The dirty work began earlier this month, says the BBP, part of the overall project to install new swag like pedestrian bridges and remove invasive species, transforming the 2.3-mile stretch, BBP prez Anne Olson explained a few months ago to Free Press Houston, into an “11 acre urban prairie.”
Rendering: SWA Group

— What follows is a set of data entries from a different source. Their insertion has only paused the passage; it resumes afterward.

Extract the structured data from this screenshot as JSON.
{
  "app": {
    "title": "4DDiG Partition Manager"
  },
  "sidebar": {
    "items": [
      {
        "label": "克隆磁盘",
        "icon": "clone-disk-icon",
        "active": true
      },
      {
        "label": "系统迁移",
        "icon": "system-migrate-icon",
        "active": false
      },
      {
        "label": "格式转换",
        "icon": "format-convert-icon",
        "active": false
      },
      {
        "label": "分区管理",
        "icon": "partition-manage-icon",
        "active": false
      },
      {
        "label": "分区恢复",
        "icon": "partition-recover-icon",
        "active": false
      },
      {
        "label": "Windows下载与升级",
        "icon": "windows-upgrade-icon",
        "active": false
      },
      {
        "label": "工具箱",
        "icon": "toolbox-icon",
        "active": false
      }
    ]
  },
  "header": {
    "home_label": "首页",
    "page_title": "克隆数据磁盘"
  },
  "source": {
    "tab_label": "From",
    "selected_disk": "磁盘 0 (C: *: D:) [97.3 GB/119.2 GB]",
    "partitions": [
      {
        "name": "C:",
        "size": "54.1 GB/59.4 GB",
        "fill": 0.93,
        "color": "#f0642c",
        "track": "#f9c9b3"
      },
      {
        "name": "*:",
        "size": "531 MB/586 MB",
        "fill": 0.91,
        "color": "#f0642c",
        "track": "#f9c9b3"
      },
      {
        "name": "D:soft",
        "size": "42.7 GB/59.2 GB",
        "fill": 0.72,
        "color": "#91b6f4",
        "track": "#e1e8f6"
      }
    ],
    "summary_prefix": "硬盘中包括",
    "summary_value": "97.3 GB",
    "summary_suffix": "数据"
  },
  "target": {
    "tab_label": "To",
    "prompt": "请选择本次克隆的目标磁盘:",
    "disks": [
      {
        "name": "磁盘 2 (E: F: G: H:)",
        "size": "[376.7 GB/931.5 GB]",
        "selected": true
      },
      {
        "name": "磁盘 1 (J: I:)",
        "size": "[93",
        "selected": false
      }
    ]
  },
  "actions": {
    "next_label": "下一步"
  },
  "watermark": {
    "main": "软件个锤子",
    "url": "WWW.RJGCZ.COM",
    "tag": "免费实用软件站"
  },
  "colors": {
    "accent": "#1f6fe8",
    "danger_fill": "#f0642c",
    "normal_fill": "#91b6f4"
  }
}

FIGHTING THE INVADERS OF BUFFALO BAYOU Though much of the Buffalo Bayou Partnership’s (BBP) plans for that eponymous waterway involve adding things — kayak rental shops, pedestrian bridges, etc. — there seems to be the need for subtraction, too: “‘People look at the park and see that it’s filled with trees and grass, what most people don’t realize is that most of those plants shouldn’t be there,’” BBP’s prez Anne Olson tells Alex Wukman of Free Press Houston. “A study of the park’s vegetation, which the Partnership filed with the Texas Forest Service, found Buffalo Bayou to be overrun with invasive species — primarily White Cedar and Chinese Tallow. . . . Olson explained that the Partnership plans to combat the invasive species problem by removing 50 percent of the park’s lawn, which is mostly made up of easily-maintained but non-native Bermuda grass, and replacing it with native grasses.” Adds Olson: “‘We’re going to create an 11 acre urban prairie.’” [Free Press Houston; previously on Swamplot] Photo: Flickr user barryDphotography

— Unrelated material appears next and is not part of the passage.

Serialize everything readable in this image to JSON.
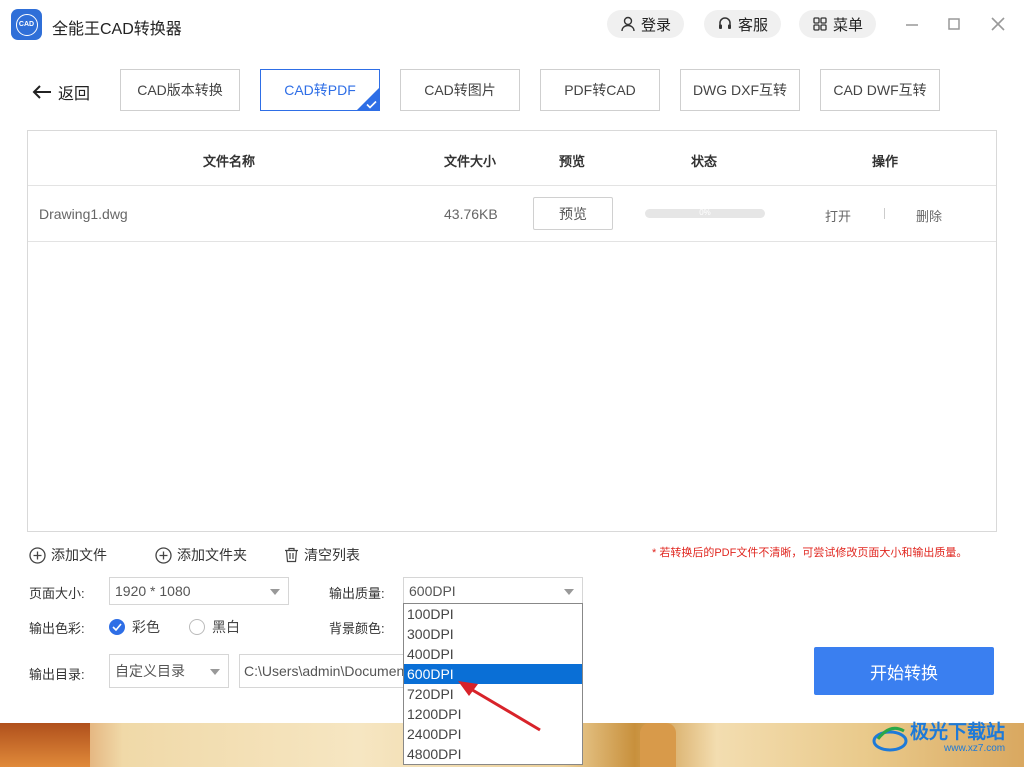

The same architecture firm that transformed Wilshire Village into the H-E-B Montrose Market across town has been pegged to redo 1910 International Coffee Company Building (aka Sunset Coffee Building), resuscitating the derelict shell on Allen’s Landing into use as a Downtown tourist attraction and kayak rental shop. San Antonio firm Lake Flato submitted this drawing of the building at the coffee-with-cream-colored confluence of White Oak and Buffalo Bayou underneath Main and Fannin to Buffalo Bayou Partnership, which plans to begin the project in April.
Rendering: Buffalo Bayou Partnership